The glass half empty? Egypt's deficit for next year projected at 14%
The Egyptian government sees its budget deficit, if it does not implement reforms, running at 14-14.5% of gross domestic product in the fiscal year starting on July 1, Finance Minister Hany Kadry Dimian said on Sunday, above a target of 10-10.5% he gave in March.
Egypt’s economy has suffered from more than three years of political turmoil that has driven away tourists and investment. Last month, Dimian cut the economic growth target for the fiscal year to the end of June to 2-2.5% from 3-3.5%.
“The budget deficit, if we do not implement reforms, will be around EGP 340-350bn ($48.60bn-$50.03bn), which is around 14 to 14.5% of GDP,” Dimian said in an interview with CBC, a local TV station.
Egypt’s fiscal year runs from 1 July to 30 June.

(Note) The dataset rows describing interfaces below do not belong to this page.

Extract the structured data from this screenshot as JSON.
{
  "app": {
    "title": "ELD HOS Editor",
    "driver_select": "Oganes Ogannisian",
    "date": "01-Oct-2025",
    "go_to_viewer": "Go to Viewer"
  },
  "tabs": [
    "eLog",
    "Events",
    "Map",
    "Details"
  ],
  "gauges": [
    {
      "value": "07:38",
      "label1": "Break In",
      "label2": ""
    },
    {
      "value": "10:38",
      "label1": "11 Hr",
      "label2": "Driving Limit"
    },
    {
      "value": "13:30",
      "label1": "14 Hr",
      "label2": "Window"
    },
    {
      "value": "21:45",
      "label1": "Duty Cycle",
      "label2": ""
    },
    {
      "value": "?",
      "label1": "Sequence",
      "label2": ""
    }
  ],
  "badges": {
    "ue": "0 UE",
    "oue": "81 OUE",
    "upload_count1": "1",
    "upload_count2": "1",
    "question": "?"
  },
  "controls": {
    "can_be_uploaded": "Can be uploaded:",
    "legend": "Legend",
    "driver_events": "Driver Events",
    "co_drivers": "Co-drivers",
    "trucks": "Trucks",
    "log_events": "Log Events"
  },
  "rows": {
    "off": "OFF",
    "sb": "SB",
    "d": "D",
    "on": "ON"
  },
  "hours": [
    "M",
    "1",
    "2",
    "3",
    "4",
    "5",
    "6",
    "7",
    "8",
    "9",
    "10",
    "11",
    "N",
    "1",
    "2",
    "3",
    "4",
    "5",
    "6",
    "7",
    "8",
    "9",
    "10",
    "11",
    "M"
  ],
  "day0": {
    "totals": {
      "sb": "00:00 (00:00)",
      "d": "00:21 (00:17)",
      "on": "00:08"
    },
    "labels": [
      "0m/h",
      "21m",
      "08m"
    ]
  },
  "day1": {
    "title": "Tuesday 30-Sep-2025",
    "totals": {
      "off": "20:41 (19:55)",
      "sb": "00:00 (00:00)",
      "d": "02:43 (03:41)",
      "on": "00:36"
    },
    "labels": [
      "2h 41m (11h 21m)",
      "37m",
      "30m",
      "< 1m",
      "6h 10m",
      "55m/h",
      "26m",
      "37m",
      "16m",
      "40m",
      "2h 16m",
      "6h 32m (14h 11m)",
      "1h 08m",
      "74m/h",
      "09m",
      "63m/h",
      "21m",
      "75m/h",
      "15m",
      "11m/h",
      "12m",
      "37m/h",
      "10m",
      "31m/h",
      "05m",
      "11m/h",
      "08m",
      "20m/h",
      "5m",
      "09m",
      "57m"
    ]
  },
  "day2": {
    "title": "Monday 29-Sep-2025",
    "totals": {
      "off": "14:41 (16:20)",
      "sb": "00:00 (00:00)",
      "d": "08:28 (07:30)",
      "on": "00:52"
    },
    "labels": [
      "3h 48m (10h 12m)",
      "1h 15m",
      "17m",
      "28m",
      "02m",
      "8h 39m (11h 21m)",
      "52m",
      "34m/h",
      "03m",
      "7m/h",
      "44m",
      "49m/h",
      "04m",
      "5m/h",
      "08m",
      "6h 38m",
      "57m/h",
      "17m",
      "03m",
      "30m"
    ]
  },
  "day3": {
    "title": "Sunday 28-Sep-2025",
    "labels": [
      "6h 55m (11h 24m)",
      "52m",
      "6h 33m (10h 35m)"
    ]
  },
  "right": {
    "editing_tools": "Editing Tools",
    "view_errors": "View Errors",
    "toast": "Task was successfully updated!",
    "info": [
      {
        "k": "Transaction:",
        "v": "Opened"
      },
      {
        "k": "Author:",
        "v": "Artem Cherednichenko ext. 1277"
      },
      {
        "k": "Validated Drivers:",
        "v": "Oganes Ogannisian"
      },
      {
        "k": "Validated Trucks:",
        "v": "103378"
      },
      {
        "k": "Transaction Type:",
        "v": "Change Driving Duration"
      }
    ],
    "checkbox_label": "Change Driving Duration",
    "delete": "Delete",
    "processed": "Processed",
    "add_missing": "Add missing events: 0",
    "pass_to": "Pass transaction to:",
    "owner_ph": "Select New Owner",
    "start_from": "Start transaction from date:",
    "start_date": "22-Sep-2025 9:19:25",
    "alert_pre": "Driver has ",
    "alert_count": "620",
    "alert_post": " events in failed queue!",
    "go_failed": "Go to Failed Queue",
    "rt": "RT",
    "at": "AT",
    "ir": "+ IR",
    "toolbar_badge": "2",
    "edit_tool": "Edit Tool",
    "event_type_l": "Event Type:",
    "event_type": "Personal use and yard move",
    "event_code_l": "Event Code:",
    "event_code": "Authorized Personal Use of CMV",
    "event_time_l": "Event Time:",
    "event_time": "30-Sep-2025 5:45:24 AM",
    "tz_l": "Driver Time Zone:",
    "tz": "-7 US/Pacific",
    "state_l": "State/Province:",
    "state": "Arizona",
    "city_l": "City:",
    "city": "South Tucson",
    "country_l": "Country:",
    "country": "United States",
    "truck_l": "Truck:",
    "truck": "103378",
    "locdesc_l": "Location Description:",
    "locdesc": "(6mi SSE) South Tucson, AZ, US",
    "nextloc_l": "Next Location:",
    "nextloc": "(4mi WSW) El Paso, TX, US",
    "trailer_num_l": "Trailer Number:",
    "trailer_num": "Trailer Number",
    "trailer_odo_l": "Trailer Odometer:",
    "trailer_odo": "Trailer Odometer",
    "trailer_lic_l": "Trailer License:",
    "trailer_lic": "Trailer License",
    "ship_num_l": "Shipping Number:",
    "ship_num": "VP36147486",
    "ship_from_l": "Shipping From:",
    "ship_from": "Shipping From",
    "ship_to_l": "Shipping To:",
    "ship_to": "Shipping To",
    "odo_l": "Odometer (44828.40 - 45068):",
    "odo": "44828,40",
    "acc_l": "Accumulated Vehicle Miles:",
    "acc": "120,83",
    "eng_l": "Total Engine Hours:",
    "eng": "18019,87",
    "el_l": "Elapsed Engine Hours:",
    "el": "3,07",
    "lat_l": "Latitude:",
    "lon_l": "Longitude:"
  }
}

Dimian, appointed earlier this year, said in March the state’s budget deficit for fiscal year 2013/14 would be around 12% and expected it to stand at 10-10.5% in the following fiscal year.
Dimian said he hoped economic reforms could bring the budget deficit down to 10% of GDP, but gave no time frame.
- Understanding the ripple effect: 8 reasons the US economy has slowed down in Q1 of 2015
- Can Bahrian emerge from the oil price plunge 'stronger than ever'?
- Egyptian stocks plummet as Yemen confict deepens
- UAE sweetens flotation regulations to attract more investment
- Replacing Switzerland? Why Lebanon isn't keeping its banking secrecy a secret
- Time to address the energy crisis: Egypt to invest $14.5bn in petrochemicals, refining
- The post-'highest spending in history' year: Saudi Arabia projects much 'bigger than expected' deficit for 2015
- Modest, but at least positive: Egypt's growth rate reaches 1.4%
- In the right direction: Egypt's economic growth expected to go 'easily north of 4 percent'